(DATA SECTION)

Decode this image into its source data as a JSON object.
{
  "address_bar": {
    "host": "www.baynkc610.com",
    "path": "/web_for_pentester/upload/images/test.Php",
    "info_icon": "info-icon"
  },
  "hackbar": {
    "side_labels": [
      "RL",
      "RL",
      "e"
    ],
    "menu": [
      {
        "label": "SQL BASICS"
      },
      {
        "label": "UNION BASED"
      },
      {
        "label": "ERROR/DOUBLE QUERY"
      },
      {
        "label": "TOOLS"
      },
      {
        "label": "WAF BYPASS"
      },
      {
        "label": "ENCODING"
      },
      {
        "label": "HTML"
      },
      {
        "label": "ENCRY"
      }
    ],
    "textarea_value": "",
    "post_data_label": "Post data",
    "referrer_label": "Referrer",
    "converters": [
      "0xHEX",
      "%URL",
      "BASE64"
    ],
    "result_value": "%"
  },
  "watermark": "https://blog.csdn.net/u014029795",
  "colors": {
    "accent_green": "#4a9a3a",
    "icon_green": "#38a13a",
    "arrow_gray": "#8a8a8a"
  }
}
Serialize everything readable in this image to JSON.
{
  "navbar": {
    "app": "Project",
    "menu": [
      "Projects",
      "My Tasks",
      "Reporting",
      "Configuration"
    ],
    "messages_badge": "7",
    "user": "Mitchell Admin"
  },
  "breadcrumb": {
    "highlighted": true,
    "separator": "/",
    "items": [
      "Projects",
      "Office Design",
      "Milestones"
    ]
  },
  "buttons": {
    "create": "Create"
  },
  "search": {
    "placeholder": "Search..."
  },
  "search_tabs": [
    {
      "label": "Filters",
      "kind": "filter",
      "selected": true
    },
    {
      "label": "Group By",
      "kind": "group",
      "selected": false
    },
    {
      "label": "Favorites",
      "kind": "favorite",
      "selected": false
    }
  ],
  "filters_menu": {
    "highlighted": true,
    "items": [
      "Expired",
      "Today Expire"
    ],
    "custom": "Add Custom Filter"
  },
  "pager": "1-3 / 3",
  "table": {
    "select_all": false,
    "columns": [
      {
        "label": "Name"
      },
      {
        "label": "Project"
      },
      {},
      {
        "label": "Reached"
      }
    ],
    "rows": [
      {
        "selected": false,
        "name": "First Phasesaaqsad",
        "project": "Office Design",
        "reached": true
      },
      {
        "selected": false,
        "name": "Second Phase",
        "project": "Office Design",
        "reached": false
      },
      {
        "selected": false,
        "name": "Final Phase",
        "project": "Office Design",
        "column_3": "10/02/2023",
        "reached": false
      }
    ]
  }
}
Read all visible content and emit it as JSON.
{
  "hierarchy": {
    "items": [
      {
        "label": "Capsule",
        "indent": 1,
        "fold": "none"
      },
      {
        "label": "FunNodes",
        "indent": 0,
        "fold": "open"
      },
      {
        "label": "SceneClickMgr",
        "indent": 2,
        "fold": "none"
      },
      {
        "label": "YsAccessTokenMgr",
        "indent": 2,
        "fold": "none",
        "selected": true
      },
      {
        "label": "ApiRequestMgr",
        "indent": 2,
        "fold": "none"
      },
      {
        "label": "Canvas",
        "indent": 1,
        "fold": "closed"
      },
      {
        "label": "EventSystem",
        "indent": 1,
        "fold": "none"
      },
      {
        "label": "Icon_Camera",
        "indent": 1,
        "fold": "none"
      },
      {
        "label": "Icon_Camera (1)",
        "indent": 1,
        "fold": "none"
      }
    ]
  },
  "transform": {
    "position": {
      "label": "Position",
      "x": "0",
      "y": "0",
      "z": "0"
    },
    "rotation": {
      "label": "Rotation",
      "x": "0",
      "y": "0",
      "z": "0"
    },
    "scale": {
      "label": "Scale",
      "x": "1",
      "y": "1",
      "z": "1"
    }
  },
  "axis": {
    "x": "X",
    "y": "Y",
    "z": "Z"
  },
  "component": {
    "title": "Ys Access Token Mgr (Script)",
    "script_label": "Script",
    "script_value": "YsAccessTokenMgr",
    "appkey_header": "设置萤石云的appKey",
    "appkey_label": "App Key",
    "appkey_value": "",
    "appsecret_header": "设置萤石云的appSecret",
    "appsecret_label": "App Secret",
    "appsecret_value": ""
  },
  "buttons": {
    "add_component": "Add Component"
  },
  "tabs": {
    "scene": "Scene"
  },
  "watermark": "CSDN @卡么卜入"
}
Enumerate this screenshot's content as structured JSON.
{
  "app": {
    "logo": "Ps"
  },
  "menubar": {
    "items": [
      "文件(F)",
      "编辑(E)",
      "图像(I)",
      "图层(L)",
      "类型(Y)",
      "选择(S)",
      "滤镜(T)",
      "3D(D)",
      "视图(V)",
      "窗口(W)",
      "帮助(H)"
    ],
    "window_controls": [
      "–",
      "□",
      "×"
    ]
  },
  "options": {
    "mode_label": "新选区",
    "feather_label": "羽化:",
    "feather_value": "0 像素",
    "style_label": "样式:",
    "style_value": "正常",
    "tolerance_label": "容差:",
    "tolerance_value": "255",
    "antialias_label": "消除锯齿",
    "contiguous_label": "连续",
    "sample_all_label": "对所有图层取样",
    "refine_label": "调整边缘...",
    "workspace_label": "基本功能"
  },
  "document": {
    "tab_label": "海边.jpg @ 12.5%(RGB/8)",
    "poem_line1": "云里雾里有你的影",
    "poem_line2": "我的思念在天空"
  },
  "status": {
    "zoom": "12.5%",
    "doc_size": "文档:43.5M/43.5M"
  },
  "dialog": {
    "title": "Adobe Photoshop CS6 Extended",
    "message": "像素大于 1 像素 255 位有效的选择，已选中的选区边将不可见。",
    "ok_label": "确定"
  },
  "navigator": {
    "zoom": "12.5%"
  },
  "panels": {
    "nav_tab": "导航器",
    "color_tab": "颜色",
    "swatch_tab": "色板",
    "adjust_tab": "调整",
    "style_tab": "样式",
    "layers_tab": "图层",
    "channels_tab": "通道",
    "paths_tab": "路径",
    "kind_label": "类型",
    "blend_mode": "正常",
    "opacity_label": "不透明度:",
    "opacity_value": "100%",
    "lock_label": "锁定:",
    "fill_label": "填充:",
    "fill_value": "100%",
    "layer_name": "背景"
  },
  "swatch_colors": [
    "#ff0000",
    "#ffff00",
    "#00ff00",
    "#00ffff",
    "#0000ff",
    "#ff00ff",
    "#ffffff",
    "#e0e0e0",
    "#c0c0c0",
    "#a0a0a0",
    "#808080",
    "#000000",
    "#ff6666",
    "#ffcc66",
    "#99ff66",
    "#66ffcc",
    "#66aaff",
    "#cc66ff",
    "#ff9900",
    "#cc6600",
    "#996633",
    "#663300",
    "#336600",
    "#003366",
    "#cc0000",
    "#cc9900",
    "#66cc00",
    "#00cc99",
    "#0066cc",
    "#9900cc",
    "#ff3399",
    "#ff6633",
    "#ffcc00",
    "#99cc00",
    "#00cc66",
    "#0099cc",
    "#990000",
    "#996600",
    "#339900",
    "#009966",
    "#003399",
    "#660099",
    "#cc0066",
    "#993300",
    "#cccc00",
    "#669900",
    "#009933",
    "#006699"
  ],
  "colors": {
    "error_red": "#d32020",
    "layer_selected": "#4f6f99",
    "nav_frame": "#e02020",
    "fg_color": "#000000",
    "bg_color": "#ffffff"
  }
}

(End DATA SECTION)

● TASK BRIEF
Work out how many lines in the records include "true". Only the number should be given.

● ANSWER TO THIS TASK
5